Today I read an article from one of my favourite new resources, and I wanted to a) share it and b) make sure I remembered where to find it, so I could read it again and again. I will post it here in full - The Battlefield of the Mind: Anger and Parenting:
If we create a battlefield in our mind against our children, then all is lost. By battlefield, I mean the minute we begin thinking, “My child is doing this on purpose!” “My child is out to get me and make me miserable!” “My child knew what they were doing and planned this!” “My child is just wanting to push each and every one of the buttons I have!” Keep reading to find out the implications of what I mean by that!This was written by Carrie at The Parenting Passageway. This blog is written from a Waldorf homeschooling / attachment parenting point of view, but for great parenting advice, I have not found anything like it.
Mamas, I have been there and done that and I would like to share something with you that I have learned: If we create a us versus them mentality in our mind and in our attitude before we even open our mouths, then we have lost.
We have lost the opportunity to warmly hold the space for our children, we have lost the moment to guide in peaceful energy the behavior we would like our child to show, we have lost the connection between us and our child.
For those of you who follow this blog who believe that childhood development unfolds according to seven-year cycles, the things we think in the moment of anger are then not even logical according to this framework! To a Waldorf parent, a child under the age of 7 does not view themselves as even separate yet; they cannot at this point “do” something to “you” because that separation from you does not yet exist. To a Waldorf parent, a child under the age of 7 is truly not logical, does not pre-meditate and pre-plan. Yes, they do test boundaries. But it is most likely more spur of the moment rather than pre-planned!
For those of you who follow this blog who are attachment parenting, to you I would say that one of the foundations of loving guidance is putting respect and empathy at the core of your parenting. Look at the situation and your child’s needs through your more experienced life lenses ( and no, you do not have to use words to ASK them all this! You are the wonderful, smart, intelligent adult who can figure this out without asking them!) What did they need in that moment where they were doing something different than what you expected or wanted? Did they need food, a break, something to do, guidance as to what was acceptable in the house or not, your attention, sleep?

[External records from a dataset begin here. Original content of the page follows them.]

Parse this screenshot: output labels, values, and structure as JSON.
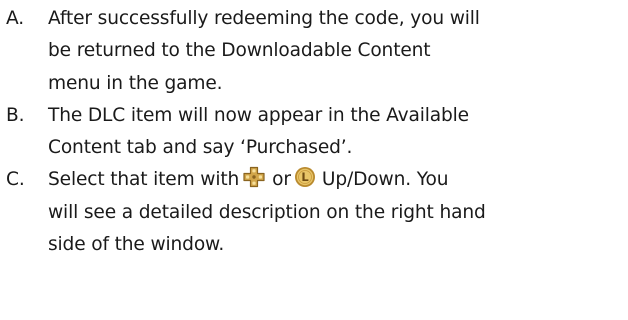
{
  "document": {
    "items": [
      {
        "marker": "A.",
        "lines": [
          "After successfully redeeming the code, you will",
          "be returned to the Downloadable Content",
          "menu in the game."
        ]
      },
      {
        "marker": "B.",
        "lines": [
          "The DLC item will now appear in the Available",
          "Content tab and say ‘Purchased’."
        ]
      },
      {
        "marker": "C.",
        "line1_before_icon": "Select that item with",
        "line1_between_icons": "or",
        "line1_after_icon": "Up/Down.  You",
        "lines": [
          "will see a detailed description on the right hand",
          "side of the window."
        ]
      }
    ],
    "icons": {
      "dpad": "dpad-icon",
      "left_stick": "left-stick-icon",
      "left_stick_letter": "L"
    },
    "colors": {
      "text": "#1a1a1a",
      "dpad_gold": "#d2a64a",
      "dpad_dark": "#8a6420",
      "stick_outer": "#b98a2e",
      "stick_inner": "#e8c568"
    }
  }
}
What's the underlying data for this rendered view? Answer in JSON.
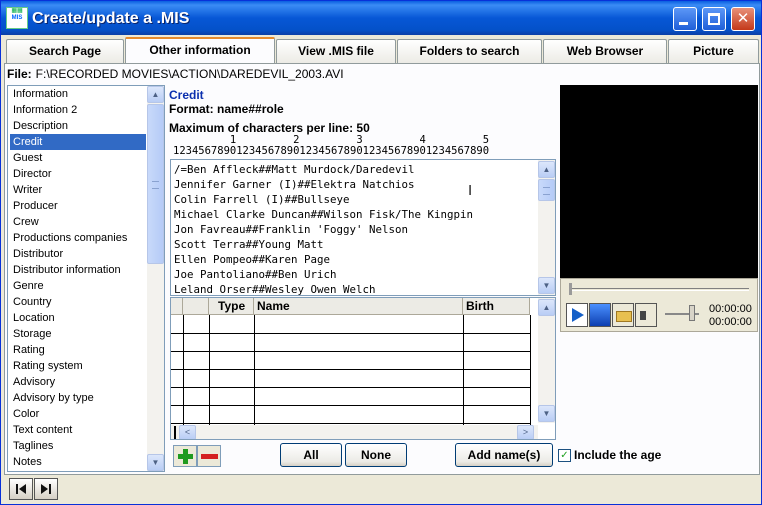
{
  "window": {
    "title": "Create/update a .MIS",
    "icon_text": "MIS"
  },
  "tabs": [
    {
      "label": "Search Page",
      "active": false
    },
    {
      "label": "Other information",
      "active": true
    },
    {
      "label": "View .MIS file",
      "active": false
    },
    {
      "label": "Folders to search",
      "active": false
    },
    {
      "label": "Web Browser",
      "active": false
    },
    {
      "label": "Picture",
      "active": false
    }
  ],
  "file": {
    "label": "File:",
    "path": "F:\\RECORDED MOVIES\\ACTION\\DAREDEVIL_2003.AVI"
  },
  "fields_list": {
    "items": [
      "Information",
      "Information 2",
      "Description",
      "Credit",
      "Guest",
      "Director",
      "Writer",
      "Producer",
      "Crew",
      "Productions companies",
      "Distributor",
      "Distributor information",
      "Genre",
      "Country",
      "Location",
      "Storage",
      "Rating",
      "Rating system",
      "Advisory",
      "Advisory by type",
      "Color",
      "Text content",
      "Taglines",
      "Notes"
    ],
    "selected": "Credit"
  },
  "editor": {
    "field_name": "Credit",
    "format": "Format: name##role",
    "max_chars": "Maximum of characters per line: 50",
    "ruler_tens": "         1         2         3         4         5",
    "ruler_units": "12345678901234567890123456789012345678901234567890",
    "lines": [
      "/=Ben Affleck##Matt Murdock/Daredevil",
      "Jennifer Garner (I)##Elektra Natchios",
      "Colin Farrell (I)##Bullseye",
      "Michael Clarke Duncan##Wilson Fisk/The Kingpin",
      "Jon Favreau##Franklin 'Foggy' Nelson",
      "Scott Terra##Young Matt",
      "Ellen Pompeo##Karen Page",
      "Joe Pantoliano##Ben Urich",
      "Leland Orser##Wesley Owen Welch"
    ]
  },
  "grid": {
    "columns": [
      "",
      "",
      "Type",
      "Name",
      "Birth"
    ]
  },
  "buttons": {
    "all": "All",
    "none": "None",
    "add_names": "Add name(s)"
  },
  "include_age": {
    "label": "Include the age",
    "checked": true,
    "check_glyph": "✓"
  },
  "player": {
    "time_elapsed": "00:00:00",
    "time_total": "00:00:00"
  },
  "icons": {
    "scroll_up": "▲",
    "scroll_down": "▼",
    "scroll_left": "<",
    "scroll_right": ">",
    "close": "✕",
    "ibeam": "I"
  },
  "colors": {
    "titlebar": "#0757d6",
    "selection": "#316ac5",
    "tab_highlight": "#e68b2c",
    "credit_title": "#0b2fae"
  }
}
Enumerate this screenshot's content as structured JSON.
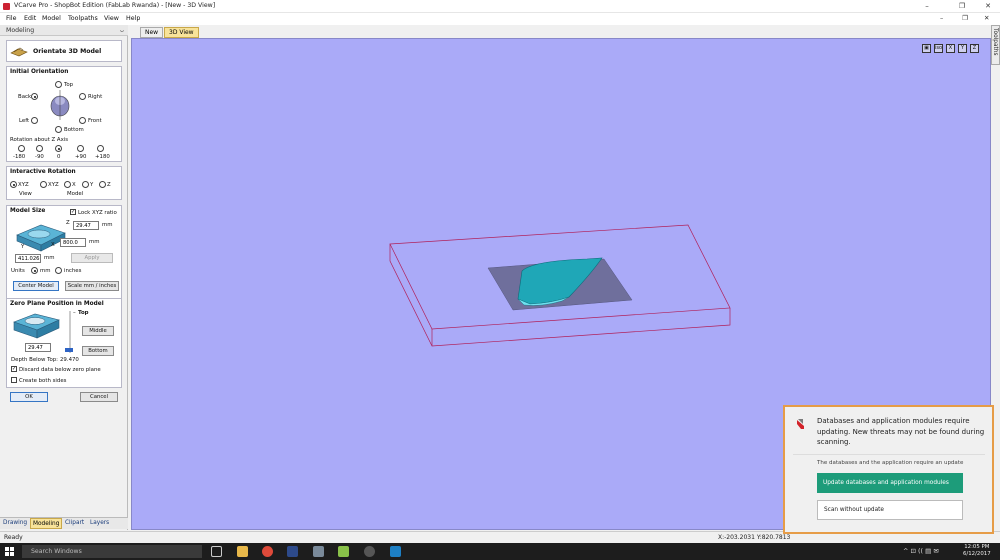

And most importantly, once this occurs and we are feeling angry, can we step back and find our needs underneath the anger? Why are we so darned angry anyway? Maybe we need respect, peace, quiet, a chance to sit down?
Can you take a breath and change the scenery? Can the child make restitution, make a “healing action” to make the situation right again after everyone has calmed down? Restitution is a very important part of parenting. It shows the child that we all can make mistakes, but it is what we do with the mistake that is most important.
Most of all, no guilt trips on the child. They don’t understand the extent of the emotions you are feeling, they really don’t understand all the words you are using, and all they feel is your anger. Less words, more breathing, more warmth, more action toward the positive.
For you to meditate on is this concept of POSITIVE INTENT. What could possibly be the positive intent behind this situation, behind this interaction? Can I see it this way?
Because if you continue to play out the battlefield in your mind, the last person standing will be you with all the children around you out of the connection in the game.
Enjoy your children, find the joy. You can do this!
These questions come from another of her posts - Making Yourself a Priority in the Parenting Equation. I have written them out and taped them to the wall in our bedroom, where I can be sure to read them several times a day!
Ask yourself, “Is this establishing connection and trust with my child?” “Is this a respectful way to treat my child?” Ask yourself, “Is this a short-term solution that has really bad long-term consequences?” Ask yourself “Is this about my inner balance? My own stuff?”
Other posts I want and need to bookmark for myself at this moment are:
Many many thanks to Farida (Saints and Spinners) for suggesting I take a look at The Parenting Passageway, and a huge thank you to Carrie for writing such fantastic, thought-provoking guidance. My boys thank you too!